Secondly, be open. This is a problem particularly with ethnic communities. They don’t want to say it, especially where there is a disability. There is a stigma there. They don’t want to talk about it openly, thinking maybe the community will look down on them. It’s an old way of thinking. You have an eye condition not because you have done something wrong or have committed a crime. It’s just one of those things. Like the statistics of sampling, out of 100 products, 99 will be fine and one product will have a defect despite going through the same process. Unfortunately, that’s just the way life works sometimes, and in nature not everything is perfect. Don’t give yourself a hard time, you are not a criminal – and even if somebody is being harsh, give it back to them and say “No, there is nothing wrong with me. If I’m visually impaired, I’m still a person, I still have a life! I’m good as you are, honest as you are, work hard as you do!”
I am not a criminal, I haven’t done anything wrong, so I have no reason to be ashamed or hide. Be open, declare it to your family, and friends, then you can get a lot of support and help, which will open a lot of new avenues for you. New ways to live and have fun. Going through daily life will be less difficult. With that in mind, you will be able to contribute so much, not just to your family and friends but to society. You can be blind and have a full-time job, earn money and there are things I’m good at.

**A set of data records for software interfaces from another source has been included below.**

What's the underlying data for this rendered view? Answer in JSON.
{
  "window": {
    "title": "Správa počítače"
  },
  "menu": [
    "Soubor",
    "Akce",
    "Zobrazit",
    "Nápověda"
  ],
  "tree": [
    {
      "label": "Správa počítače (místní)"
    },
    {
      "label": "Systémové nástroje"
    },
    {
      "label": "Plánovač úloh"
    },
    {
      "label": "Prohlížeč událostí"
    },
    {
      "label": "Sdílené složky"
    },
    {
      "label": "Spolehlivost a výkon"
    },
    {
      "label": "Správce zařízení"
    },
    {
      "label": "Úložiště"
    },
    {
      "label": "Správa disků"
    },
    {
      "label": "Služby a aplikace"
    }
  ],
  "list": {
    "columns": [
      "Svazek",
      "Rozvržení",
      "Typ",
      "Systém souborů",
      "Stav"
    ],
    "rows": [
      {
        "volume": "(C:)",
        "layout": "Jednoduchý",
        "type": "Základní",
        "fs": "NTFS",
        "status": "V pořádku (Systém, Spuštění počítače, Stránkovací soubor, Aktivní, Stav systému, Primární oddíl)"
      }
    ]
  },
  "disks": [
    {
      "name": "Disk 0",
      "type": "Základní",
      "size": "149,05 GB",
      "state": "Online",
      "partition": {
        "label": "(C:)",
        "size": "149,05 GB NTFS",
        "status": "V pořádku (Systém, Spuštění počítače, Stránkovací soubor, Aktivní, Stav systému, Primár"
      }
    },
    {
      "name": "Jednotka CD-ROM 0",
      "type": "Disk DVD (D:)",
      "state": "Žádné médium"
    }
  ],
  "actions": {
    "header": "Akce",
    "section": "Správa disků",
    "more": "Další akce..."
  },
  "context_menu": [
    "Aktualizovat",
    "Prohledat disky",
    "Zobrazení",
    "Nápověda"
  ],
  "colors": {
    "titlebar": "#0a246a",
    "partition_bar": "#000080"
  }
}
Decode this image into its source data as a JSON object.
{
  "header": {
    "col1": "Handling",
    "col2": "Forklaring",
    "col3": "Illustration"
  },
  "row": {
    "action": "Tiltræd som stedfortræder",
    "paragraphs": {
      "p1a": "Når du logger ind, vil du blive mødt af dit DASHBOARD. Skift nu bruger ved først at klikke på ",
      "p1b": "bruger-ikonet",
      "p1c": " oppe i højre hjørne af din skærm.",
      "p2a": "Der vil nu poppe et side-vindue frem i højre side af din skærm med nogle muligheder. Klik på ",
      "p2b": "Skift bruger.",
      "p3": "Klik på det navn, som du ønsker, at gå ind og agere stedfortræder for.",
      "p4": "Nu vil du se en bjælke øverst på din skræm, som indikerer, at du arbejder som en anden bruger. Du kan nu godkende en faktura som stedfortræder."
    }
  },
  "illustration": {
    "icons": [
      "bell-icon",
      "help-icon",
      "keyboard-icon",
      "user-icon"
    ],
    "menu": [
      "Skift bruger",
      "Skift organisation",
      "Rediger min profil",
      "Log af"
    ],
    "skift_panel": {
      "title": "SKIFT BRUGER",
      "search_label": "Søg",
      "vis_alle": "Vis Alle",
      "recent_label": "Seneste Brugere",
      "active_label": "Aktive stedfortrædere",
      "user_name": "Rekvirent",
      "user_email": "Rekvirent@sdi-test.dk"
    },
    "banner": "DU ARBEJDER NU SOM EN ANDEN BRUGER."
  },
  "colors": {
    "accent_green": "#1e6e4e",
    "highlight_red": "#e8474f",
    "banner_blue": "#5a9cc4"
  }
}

Thirdly, you could be a role model. Showing that disability is not the end of life. You can tell others, “Look at me, I am visually impaired and still enjoying my life” When you have gone through something, you are able to talk with honesty, originality and confidence. If I can do this, so can you. When you share your experience, you can make somebody else get better and enjoy their life too.
We will talk about this in more detail in the next interview, so no spoilers! Through your volunteer work as well as your professional work, could you briefly tell me what you like most about being a working dad who is also vision impaired?
Being a visually impaired father and working was a challenge to me, an adventure like climbing mount Everest! It involved a lot of learning, picking up a lot of skills, and most importantly requires a lot of courage.
In my case I realised, here I am, married, with two small children. I still must support them and give them the type of life they deserve until they can stand on their own two feet. It was challenging because I wasn’t like everyone else. I had this eye condition, which I realised ultimately, I’m going to be blind. This made my life an adventure which I was willing to take on like a hero.
So here I am now, not because I have done anything superhuman, but visual impairment gave me that challenge. I was committed to supporting my family and I had the courage to do so.
My mother was a very courageous woman. She would tell me “Krishna, you may lose everything in life, but just remember one thing. Don’t ever lose your courage”. This has stuck with me my entire life. With that spirit, I look back and feel I was on one big adventure.
Be sure to tune in for part two, where Krishna will be joining us to discuss more about his work, challenges he has faced, and services he has accessed to support him in his work.
Written by Sylvia Chengo – BAME Vision
South Asian man seated on a chair. There is a floral-patterned mug in front of him. He has short black well combed hair with a side parting. He is wearing a maroon and light grey buttoned shirt, with a checked pattern. He is wearing a silver watch on his left wrist. He is looking away from the camera. Both of his hands are holding a black desktop printer. There is a beige colour painted wall behind him.